Typically, when developing the brief for a science building, we start from scratch and build up. But if we inherit a building, we must ask the question “what actually works here?” Appraising the ‘suitability’ of the building infrastructure should cover everything from spatial requirements to vibration and building façade performance, to articulating the client’s vision.
We always interrogate the long list of requirements deemed essential by scientists and researchers, finding there are often acceptable compromises to be made to support a ‘better’ design. Within the context of repurposing an existing building, we challenge preconceptions about what is required to determine the best fit with the existing structure. Can we adjust briefed room sizes to fit the grid? Is there any flexibility in the briefed performance requirements of labs to align with existing constraints? Does the existing building offer opportunities to consider the science in a different way? And what are the implications to the end-users if we do adapt lab designs and adjacencies?
There may be eccentric spaces within the existing building that can be repurposed to enhance the brief. For example, when repurposing Manchester Metropolitan University’s former Students’ Union to become the University’s new Institute of Sport for musculoskeletal science and sports medicine, we identified the former dancefloor as an ideal place for the biomechanics testing lab. The additional existing double-height space created a new opportunity for vertical movement analysis (rather than flat floor analysis), without the need to knock through floors or compromise the equipment installation.
It is important to be upfront and honest about the technical design challenges, as these can potentially make a repurposing project cost almost as much as a new build.
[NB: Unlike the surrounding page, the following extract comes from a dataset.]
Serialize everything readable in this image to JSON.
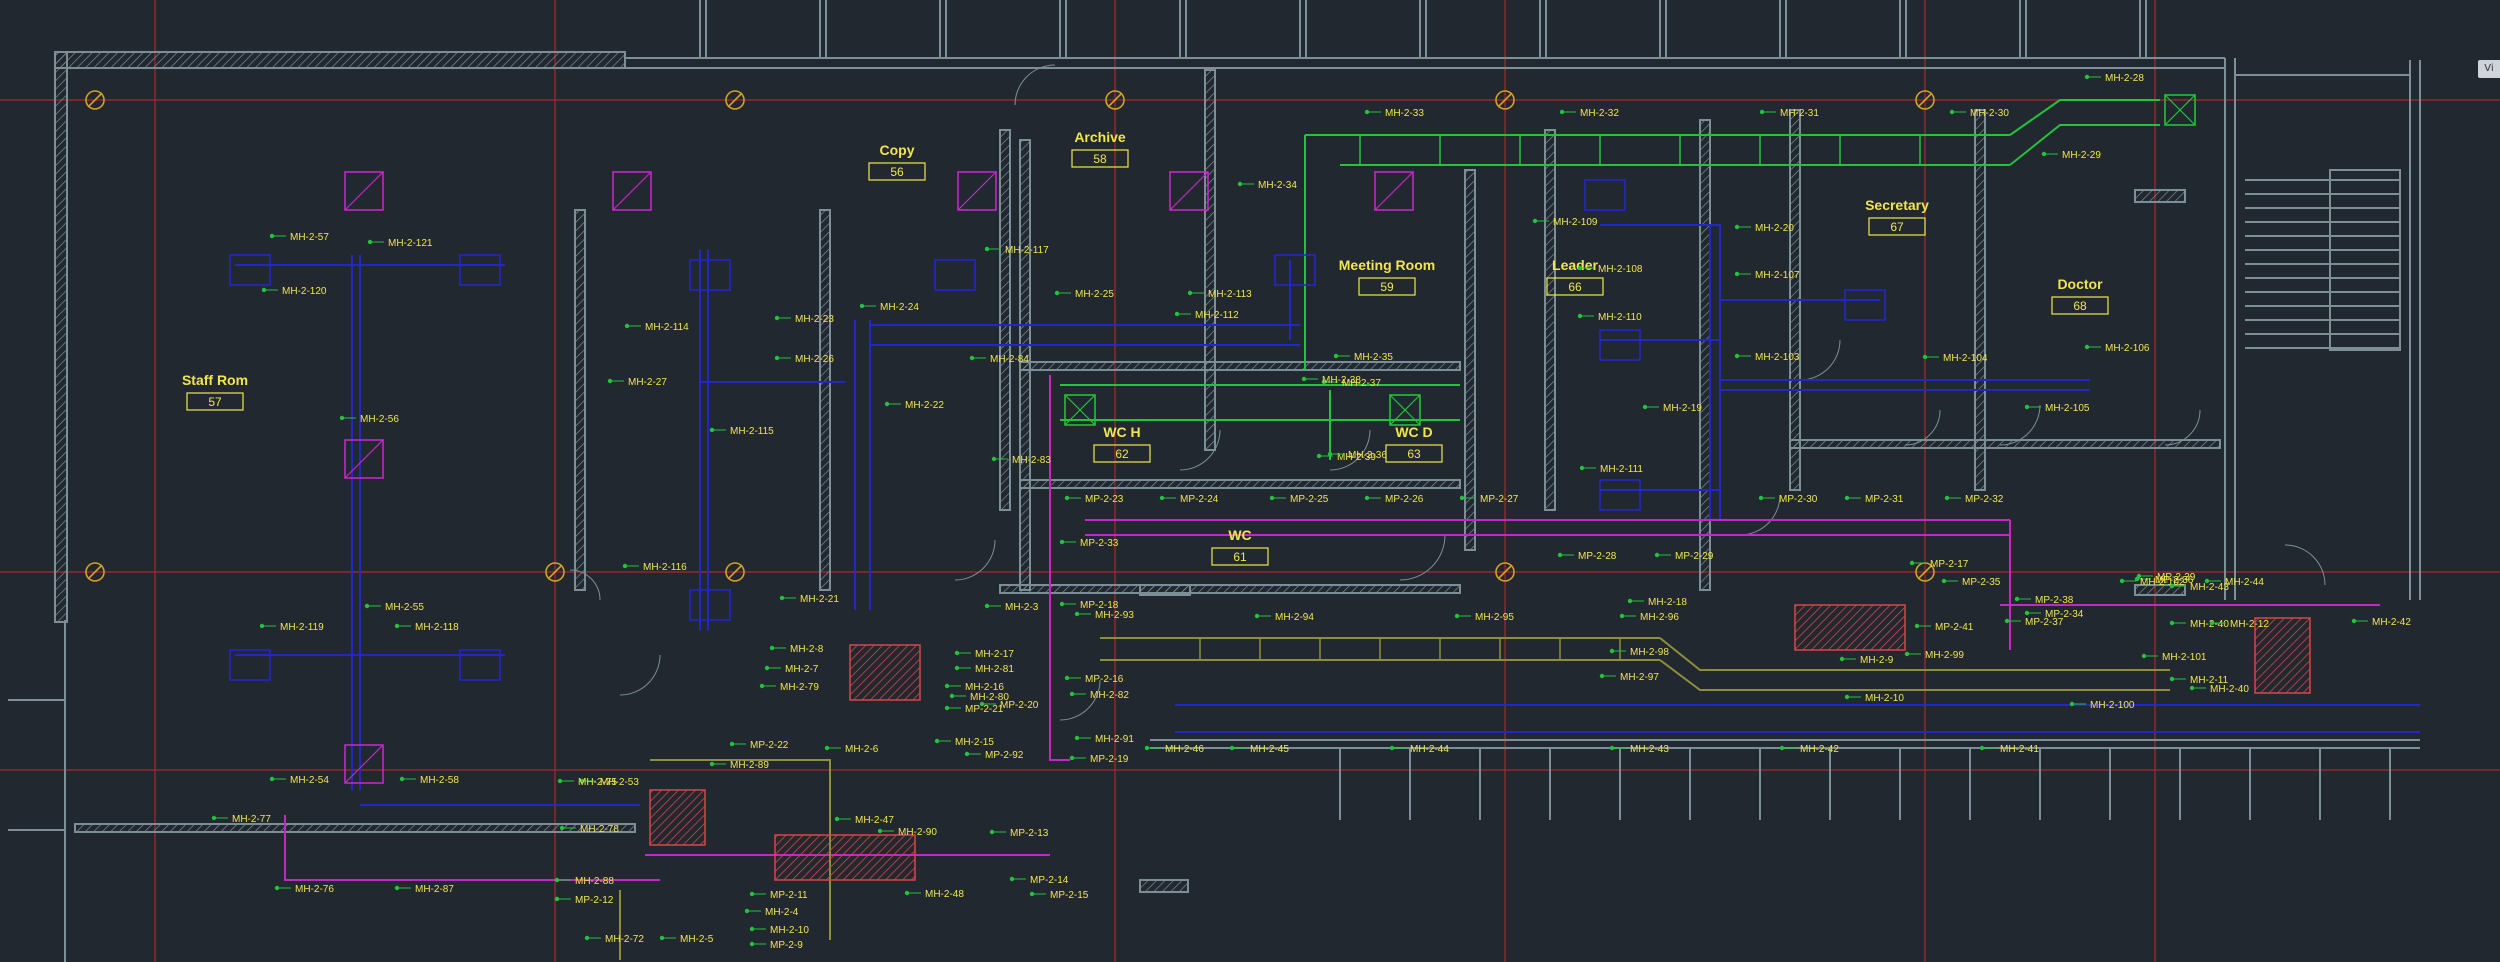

Many old buildings were not built to cater for modern structural loadings or building services requirements but these challenges can be overcome if the client and design team understand the building and are open-minded to innovative ways of delivering the brief.
Making a new laboratory design fit within an old building’s framework creates an exciting challenge.
New technical solutions, such as tuned mass dampers (also known as harmonic absorbers, or seismic dampers) can reduce mechanical vibrations to achieve better performance from existing poorly performing buildings. If we cannot effectively incorporate these, or the volume required does not exist, we need to look at accommodating less technically-demanding aspects of the brief within the original envelope and creating new, higher performing alterations or extensions.
Making a new laboratory design fit within an old building’s framework creates an exciting challenge. Deciding whether to strip back to the structural frame or retain areas of façade and building infrastructure, requires balancing the age and condition of the building with future performance criteria, the brief, cost and carbon implications. As the construction sector increases it’s focus on sustainability, we need to understand and communicate the carbon implications of repurposing rather than demolition. Retaining the foundations, concrete frame, and certain façade elements of a defunct 1970s building for Manchester Met’s Institute of Sport, saved circa 1,100 tonnes of carbon, the equivalent to 12.6 years of operational carbon, which is certainly a step in the right direction.
The key is to work with the existing building – not against it!